*What needs to be done*. When you repeat the records, keep every word exact and drop each picture.

*Extracted entries*.

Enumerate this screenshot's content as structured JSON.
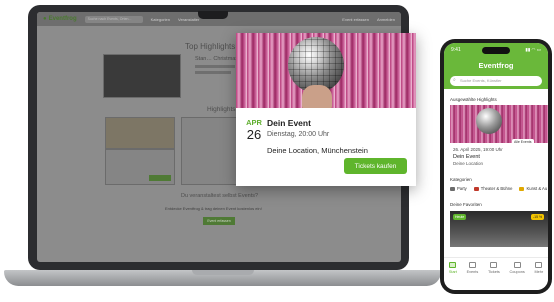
{
  "laptop": {
    "site": {
      "logo": "Eventfrog",
      "search_placeholder": "Suche nach Events, Orten...",
      "nav": [
        "Kategorien",
        "Veranstalter"
      ],
      "nav_right": [
        "Event erfassen",
        "Anmelden"
      ],
      "top_highlights": "Top Highlights",
      "highlight_event_title": "Stan… Christmas Spe…",
      "highlights_heading": "Highlights",
      "bottom_line1": "Du veranstaltest selbst Events?",
      "bottom_line2": "Entdecke Eventfrog & trag deinen Event kostenlos ein!",
      "bottom_button": "Event erfassen"
    },
    "event_card": {
      "month": "APR",
      "day": "26",
      "title": "Dein Event",
      "when": "Dienstag, 20:00 Uhr",
      "location": "Deine Location,  Münchenstein",
      "button": "Tickets kaufen"
    }
  },
  "phone": {
    "time": "9:41",
    "status_icons": "▮▮ ◠ ▭",
    "logo": "Eventfrog",
    "search_placeholder": "Suche Events, Künstler",
    "section_highlights": "Ausgewählte Highlights",
    "more_events": "Alle Events",
    "highlight": {
      "date": "26. April 2025, 19:00 Uhr",
      "title": "Dein Event",
      "location": "Deine Location"
    },
    "section_categories": "Kategorien",
    "categories": [
      "Party",
      "Theater & Bühne",
      "Kunst & Au"
    ],
    "section_favourites": "Deine Favoriten",
    "fav_badge_today": "Heute",
    "fav_badge_discount": "-15 %",
    "tabs": [
      "Start",
      "Events",
      "Tickets",
      "Coupons",
      "Mehr"
    ]
  },
  "colors": {
    "brand_green": "#5fb52c",
    "laptop_frame": "#2c2d30"
  }
}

*Reply to the task*.
Enumerate this screenshot's content as structured JSON.
{
  "laptop": {
    "site": {
      "logo": "Eventfrog",
      "search_placeholder": "Suche nach Events, Orten...",
      "nav": [
        "Kategorien",
        "Veranstalter"
      ],
      "nav_right": [
        "Event erfassen",
        "Anmelden"
      ],
      "top_highlights": "Top Highlights",
      "highlight_event_title": "Stan… Christmas Spe…",
      "highlights_heading": "Highlights",
      "bottom_line1": "Du veranstaltest selbst Events?",
      "bottom_line2": "Entdecke Eventfrog & trag deinen Event kostenlos ein!",
      "bottom_button": "Event erfassen"
    },
    "event_card": {
      "month": "APR",
      "day": "26",
      "title": "Dein Event",
      "when": "Dienstag, 20:00 Uhr",
      "location": "Deine Location,  Münchenstein",
      "button": "Tickets kaufen"
    }
  },
  "phone": {
    "time": "9:41",
    "status_icons": "▮▮ ◠ ▭",
    "logo": "Eventfrog",
    "search_placeholder": "Suche Events, Künstler",
    "section_highlights": "Ausgewählte Highlights",
    "more_events": "Alle Events",
    "highlight": {
      "date": "26. April 2025, 19:00 Uhr",
      "title": "Dein Event",
      "location": "Deine Location"
    },
    "section_categories": "Kategorien",
    "categories": [
      "Party",
      "Theater & Bühne",
      "Kunst & Au"
    ],
    "section_favourites": "Deine Favoriten",
    "fav_badge_today": "Heute",
    "fav_badge_discount": "-15 %",
    "tabs": [
      "Start",
      "Events",
      "Tickets",
      "Coupons",
      "Mehr"
    ]
  },
  "colors": {
    "brand_green": "#5fb52c",
    "laptop_frame": "#2c2d30"
  }
}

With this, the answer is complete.